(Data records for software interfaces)
◆ ◆ ◆ ◆

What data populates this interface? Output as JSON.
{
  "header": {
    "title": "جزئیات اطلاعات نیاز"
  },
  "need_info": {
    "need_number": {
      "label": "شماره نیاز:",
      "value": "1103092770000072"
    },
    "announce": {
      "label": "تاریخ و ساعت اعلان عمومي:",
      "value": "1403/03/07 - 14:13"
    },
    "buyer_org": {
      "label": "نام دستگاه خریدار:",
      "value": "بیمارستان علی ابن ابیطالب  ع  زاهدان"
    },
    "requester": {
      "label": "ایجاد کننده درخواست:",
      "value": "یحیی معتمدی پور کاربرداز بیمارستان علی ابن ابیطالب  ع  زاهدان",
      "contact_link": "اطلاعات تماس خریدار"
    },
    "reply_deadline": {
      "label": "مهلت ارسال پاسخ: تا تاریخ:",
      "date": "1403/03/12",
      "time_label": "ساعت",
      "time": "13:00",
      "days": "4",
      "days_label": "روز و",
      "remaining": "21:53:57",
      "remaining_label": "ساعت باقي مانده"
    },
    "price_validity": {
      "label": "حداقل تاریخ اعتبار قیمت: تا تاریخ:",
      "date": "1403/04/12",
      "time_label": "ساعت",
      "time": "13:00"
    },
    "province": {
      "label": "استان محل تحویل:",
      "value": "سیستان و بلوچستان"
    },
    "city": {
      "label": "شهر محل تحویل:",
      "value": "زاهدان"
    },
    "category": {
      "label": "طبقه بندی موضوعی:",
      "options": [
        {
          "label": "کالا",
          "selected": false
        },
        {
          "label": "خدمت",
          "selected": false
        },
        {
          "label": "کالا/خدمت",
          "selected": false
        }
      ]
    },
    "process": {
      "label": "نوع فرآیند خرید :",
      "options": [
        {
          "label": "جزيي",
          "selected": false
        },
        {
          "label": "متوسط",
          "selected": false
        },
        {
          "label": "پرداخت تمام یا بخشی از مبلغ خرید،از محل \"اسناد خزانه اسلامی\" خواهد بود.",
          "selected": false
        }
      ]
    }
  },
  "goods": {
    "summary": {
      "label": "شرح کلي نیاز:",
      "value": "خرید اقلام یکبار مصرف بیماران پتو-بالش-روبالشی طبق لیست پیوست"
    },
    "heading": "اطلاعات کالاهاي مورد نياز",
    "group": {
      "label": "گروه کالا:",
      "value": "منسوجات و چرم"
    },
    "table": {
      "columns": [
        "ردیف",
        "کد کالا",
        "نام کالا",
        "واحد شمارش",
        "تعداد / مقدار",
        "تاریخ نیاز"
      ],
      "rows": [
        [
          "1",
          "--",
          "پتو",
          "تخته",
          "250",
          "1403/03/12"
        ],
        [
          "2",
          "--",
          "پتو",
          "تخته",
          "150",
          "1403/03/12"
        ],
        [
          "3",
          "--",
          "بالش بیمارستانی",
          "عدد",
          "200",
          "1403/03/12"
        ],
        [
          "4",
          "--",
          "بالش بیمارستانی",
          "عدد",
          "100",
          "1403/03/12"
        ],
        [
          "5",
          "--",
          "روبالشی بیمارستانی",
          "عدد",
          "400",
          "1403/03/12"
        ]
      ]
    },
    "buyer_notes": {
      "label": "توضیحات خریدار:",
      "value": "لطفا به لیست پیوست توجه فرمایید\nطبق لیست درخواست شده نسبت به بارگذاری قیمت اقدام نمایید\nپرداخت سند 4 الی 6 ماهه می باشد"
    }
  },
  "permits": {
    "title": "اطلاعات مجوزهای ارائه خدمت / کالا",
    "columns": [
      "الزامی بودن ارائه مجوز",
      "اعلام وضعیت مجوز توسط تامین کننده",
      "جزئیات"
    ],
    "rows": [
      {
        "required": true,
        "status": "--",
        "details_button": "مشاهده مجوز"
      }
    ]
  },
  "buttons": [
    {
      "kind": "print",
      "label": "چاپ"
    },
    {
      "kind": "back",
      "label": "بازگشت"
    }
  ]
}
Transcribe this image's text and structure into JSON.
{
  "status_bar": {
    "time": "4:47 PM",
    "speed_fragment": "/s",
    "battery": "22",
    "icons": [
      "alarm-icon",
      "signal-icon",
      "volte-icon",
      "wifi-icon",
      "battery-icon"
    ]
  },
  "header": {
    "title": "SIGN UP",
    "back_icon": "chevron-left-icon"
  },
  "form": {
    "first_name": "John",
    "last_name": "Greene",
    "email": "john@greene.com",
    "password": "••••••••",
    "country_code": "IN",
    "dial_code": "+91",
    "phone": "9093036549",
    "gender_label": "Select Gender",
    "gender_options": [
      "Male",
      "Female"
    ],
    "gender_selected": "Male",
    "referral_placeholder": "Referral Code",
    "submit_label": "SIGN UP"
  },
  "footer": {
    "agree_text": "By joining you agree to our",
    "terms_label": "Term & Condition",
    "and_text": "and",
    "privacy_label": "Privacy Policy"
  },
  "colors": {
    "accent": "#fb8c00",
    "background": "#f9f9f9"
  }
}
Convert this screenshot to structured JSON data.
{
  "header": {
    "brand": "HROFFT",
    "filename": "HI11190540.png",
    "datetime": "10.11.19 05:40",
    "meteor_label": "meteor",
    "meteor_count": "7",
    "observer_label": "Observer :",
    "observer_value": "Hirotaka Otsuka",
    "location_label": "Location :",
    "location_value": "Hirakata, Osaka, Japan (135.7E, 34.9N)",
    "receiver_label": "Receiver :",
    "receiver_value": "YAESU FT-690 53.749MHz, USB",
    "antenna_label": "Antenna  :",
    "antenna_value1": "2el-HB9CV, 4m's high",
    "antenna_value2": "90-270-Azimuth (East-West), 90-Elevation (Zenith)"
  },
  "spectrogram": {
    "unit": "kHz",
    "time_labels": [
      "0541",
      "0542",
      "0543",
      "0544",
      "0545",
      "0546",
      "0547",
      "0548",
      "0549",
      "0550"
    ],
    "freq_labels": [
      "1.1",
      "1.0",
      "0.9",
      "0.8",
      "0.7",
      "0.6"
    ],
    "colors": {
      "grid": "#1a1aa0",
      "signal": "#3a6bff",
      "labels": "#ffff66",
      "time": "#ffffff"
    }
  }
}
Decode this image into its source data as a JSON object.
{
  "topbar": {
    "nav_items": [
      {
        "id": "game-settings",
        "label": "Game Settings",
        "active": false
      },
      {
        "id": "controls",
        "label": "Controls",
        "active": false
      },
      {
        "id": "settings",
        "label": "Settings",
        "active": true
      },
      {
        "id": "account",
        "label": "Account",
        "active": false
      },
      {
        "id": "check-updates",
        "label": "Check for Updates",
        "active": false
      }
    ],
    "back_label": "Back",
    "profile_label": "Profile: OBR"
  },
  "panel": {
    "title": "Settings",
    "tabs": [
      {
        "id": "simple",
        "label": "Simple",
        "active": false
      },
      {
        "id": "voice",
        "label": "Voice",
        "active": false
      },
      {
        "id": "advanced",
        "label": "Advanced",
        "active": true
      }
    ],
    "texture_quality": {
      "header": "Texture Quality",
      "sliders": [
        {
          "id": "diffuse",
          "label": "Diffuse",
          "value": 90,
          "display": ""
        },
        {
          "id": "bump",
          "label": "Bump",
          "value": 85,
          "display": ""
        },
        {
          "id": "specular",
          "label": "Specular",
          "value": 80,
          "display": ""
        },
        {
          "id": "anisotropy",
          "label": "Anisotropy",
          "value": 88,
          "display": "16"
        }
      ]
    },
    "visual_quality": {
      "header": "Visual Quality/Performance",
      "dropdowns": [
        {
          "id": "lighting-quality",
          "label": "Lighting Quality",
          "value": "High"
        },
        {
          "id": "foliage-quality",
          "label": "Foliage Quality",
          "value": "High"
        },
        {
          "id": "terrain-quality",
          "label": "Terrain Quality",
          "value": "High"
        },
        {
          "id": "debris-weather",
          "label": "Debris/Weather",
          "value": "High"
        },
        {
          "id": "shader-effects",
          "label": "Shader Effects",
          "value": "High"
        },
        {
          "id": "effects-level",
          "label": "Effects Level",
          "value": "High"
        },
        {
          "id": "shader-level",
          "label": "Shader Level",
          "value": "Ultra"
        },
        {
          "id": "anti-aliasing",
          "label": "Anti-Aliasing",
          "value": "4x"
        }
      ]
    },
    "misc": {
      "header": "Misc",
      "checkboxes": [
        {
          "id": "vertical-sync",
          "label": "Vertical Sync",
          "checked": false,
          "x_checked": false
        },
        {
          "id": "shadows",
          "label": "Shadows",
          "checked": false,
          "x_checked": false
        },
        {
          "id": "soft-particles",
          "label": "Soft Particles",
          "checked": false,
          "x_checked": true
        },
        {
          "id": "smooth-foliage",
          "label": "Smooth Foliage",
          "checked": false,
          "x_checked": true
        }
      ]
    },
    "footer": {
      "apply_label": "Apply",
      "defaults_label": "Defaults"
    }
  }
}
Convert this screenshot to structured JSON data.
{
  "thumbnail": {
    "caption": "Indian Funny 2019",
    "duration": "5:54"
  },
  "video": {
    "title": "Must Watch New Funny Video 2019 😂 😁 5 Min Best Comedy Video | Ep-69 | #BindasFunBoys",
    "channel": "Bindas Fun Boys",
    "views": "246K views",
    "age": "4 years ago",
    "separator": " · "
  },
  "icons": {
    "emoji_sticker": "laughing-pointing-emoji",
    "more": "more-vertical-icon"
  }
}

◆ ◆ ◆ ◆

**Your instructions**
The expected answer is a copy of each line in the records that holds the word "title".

**Problem solution**
    "title": "جزئیات اطلاعات نیاز"
    "title": "اطلاعات مجوزهای ارائه خدمت / کالا",
    "title": "SIGN UP",
    "title": "Settings",
    "title": "Must Watch New Funny Video 2019 😂 😁 5 Min Best Comedy Video | Ep-69 | #BindasFunBoys",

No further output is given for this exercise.